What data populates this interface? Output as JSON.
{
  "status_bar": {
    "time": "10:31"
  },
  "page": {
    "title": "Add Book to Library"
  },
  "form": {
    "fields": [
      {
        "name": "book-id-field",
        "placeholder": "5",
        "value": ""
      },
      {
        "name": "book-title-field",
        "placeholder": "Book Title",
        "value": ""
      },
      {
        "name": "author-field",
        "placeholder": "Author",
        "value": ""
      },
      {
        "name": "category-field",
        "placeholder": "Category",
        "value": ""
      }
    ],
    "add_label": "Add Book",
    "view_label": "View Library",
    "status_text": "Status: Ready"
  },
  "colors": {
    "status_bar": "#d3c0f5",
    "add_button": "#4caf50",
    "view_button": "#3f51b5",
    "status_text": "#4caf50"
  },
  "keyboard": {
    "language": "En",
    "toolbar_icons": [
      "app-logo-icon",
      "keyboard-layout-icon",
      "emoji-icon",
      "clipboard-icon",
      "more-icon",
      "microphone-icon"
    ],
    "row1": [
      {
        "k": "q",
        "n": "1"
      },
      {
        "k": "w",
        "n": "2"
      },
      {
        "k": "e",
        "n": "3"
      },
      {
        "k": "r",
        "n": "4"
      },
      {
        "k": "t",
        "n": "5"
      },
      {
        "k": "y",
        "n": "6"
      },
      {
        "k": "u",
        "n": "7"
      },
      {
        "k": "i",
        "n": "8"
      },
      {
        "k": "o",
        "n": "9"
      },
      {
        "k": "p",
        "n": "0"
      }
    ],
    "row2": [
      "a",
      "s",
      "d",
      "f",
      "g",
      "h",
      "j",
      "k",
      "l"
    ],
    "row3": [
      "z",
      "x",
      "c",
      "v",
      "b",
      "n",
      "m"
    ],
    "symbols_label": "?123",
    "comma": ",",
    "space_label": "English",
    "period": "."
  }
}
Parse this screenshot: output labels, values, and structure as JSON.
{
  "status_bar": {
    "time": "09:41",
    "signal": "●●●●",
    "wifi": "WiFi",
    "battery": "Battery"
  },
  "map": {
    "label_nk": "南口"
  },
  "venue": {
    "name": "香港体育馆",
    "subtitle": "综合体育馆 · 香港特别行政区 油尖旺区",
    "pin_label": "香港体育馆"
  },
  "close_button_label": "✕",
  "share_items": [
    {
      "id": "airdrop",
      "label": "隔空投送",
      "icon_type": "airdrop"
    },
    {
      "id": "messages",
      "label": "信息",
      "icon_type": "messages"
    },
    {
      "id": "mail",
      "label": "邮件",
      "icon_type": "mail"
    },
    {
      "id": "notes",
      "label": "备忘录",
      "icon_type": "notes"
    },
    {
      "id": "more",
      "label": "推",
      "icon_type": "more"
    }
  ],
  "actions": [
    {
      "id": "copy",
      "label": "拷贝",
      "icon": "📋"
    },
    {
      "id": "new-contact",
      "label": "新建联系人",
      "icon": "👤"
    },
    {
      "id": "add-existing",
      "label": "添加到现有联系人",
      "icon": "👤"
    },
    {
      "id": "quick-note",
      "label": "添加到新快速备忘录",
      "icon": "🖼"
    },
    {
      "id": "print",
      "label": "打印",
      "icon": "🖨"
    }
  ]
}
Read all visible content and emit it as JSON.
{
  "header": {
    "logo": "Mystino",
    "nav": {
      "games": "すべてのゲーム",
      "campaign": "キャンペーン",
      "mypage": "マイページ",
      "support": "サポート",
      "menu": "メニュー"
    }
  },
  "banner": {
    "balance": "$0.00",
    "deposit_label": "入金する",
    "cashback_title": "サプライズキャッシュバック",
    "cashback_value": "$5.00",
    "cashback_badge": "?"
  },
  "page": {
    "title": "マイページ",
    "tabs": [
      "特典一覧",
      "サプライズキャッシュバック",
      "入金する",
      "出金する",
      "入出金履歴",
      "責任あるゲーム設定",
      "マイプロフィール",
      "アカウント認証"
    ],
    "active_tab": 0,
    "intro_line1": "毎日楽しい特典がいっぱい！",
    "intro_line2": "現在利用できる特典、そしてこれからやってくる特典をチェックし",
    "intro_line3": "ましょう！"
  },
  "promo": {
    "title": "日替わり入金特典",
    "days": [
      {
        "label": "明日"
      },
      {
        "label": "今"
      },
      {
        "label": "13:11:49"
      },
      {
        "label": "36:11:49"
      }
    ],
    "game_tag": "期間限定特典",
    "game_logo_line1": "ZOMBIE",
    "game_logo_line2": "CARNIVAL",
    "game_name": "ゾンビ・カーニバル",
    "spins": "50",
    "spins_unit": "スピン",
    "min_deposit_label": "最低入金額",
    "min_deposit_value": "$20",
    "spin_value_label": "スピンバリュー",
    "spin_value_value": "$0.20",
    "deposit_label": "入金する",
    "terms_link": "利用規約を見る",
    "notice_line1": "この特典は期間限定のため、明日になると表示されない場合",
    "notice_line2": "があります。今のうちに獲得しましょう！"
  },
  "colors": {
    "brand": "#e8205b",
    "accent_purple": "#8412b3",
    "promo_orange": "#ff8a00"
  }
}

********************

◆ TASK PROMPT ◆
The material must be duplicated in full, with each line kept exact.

◆ WRITTEN ANSWER ◆
What data populates this interface? Output as JSON.
{
  "status_bar": {
    "time": "10:31"
  },
  "page": {
    "title": "Add Book to Library"
  },
  "form": {
    "fields": [
      {
        "name": "book-id-field",
        "placeholder": "5",
        "value": ""
      },
      {
        "name": "book-title-field",
        "placeholder": "Book Title",
        "value": ""
      },
      {
        "name": "author-field",
        "placeholder": "Author",
        "value": ""
      },
      {
        "name": "category-field",
        "placeholder": "Category",
        "value": ""
      }
    ],
    "add_label": "Add Book",
    "view_label": "View Library",
    "status_text": "Status: Ready"
  },
  "colors": {
    "status_bar": "#d3c0f5",
    "add_button": "#4caf50",
    "view_button": "#3f51b5",
    "status_text": "#4caf50"
  },
  "keyboard": {
    "language": "En",
    "toolbar_icons": [
      "app-logo-icon",
      "keyboard-layout-icon",
      "emoji-icon",
      "clipboard-icon",
      "more-icon",
      "microphone-icon"
    ],
    "row1": [
      {
        "k": "q",
        "n": "1"
      },
      {
        "k": "w",
        "n": "2"
      },
      {
        "k": "e",
        "n": "3"
      },
      {
        "k": "r",
        "n": "4"
      },
      {
        "k": "t",
        "n": "5"
      },
      {
        "k": "y",
        "n": "6"
      },
      {
        "k": "u",
        "n": "7"
      },
      {
        "k": "i",
        "n": "8"
      },
      {
        "k": "o",
        "n": "9"
      },
      {
        "k": "p",
        "n": "0"
      }
    ],
    "row2": [
      "a",
      "s",
      "d",
      "f",
      "g",
      "h",
      "j",
      "k",
      "l"
    ],
    "row3": [
      "z",
      "x",
      "c",
      "v",
      "b",
      "n",
      "m"
    ],
    "symbols_label": "?123",
    "comma": ",",
    "space_label": "English",
    "period": "."
  }
}
Parse this screenshot: output labels, values, and structure as JSON.
{
  "status_bar": {
    "time": "09:41",
    "signal": "●●●●",
    "wifi": "WiFi",
    "battery": "Battery"
  },
  "map": {
    "label_nk": "南口"
  },
  "venue": {
    "name": "香港体育馆",
    "subtitle": "综合体育馆 · 香港特别行政区 油尖旺区",
    "pin_label": "香港体育馆"
  },
  "close_button_label": "✕",
  "share_items": [
    {
      "id": "airdrop",
      "label": "隔空投送",
      "icon_type": "airdrop"
    },
    {
      "id": "messages",
      "label": "信息",
      "icon_type": "messages"
    },
    {
      "id": "mail",
      "label": "邮件",
      "icon_type": "mail"
    },
    {
      "id": "notes",
      "label": "备忘录",
      "icon_type": "notes"
    },
    {
      "id": "more",
      "label": "推",
      "icon_type": "more"
    }
  ],
  "actions": [
    {
      "id": "copy",
      "label": "拷贝",
      "icon": "📋"
    },
    {
      "id": "new-contact",
      "label": "新建联系人",
      "icon": "👤"
    },
    {
      "id": "add-existing",
      "label": "添加到现有联系人",
      "icon": "👤"
    },
    {
      "id": "quick-note",
      "label": "添加到新快速备忘录",
      "icon": "🖼"
    },
    {
      "id": "print",
      "label": "打印",
      "icon": "🖨"
    }
  ]
}
Read all visible content and emit it as JSON.
{
  "header": {
    "logo": "Mystino",
    "nav": {
      "games": "すべてのゲーム",
      "campaign": "キャンペーン",
      "mypage": "マイページ",
      "support": "サポート",
      "menu": "メニュー"
    }
  },
  "banner": {
    "balance": "$0.00",
    "deposit_label": "入金する",
    "cashback_title": "サプライズキャッシュバック",
    "cashback_value": "$5.00",
    "cashback_badge": "?"
  },
  "page": {
    "title": "マイページ",
    "tabs": [
      "特典一覧",
      "サプライズキャッシュバック",
      "入金する",
      "出金する",
      "入出金履歴",
      "責任あるゲーム設定",
      "マイプロフィール",
      "アカウント認証"
    ],
    "active_tab": 0,
    "intro_line1": "毎日楽しい特典がいっぱい！",
    "intro_line2": "現在利用できる特典、そしてこれからやってくる特典をチェックし",
    "intro_line3": "ましょう！"
  },
  "promo": {
    "title": "日替わり入金特典",
    "days": [
      {
        "label": "明日"
      },
      {
        "label": "今"
      },
      {
        "label": "13:11:49"
      },
      {
        "label": "36:11:49"
      }
    ],
    "game_tag": "期間限定特典",
    "game_logo_line1": "ZOMBIE",
    "game_logo_line2": "CARNIVAL",
    "game_name": "ゾンビ・カーニバル",
    "spins": "50",
    "spins_unit": "スピン",
    "min_deposit_label": "最低入金額",
    "min_deposit_value": "$20",
    "spin_value_label": "スピンバリュー",
    "spin_value_value": "$0.20",
    "deposit_label": "入金する",
    "terms_link": "利用規約を見る",
    "notice_line1": "この特典は期間限定のため、明日になると表示されない場合",
    "notice_line2": "があります。今のうちに獲得しましょう！"
  },
  "colors": {
    "brand": "#e8205b",
    "accent_purple": "#8412b3",
    "promo_orange": "#ff8a00"
  }
}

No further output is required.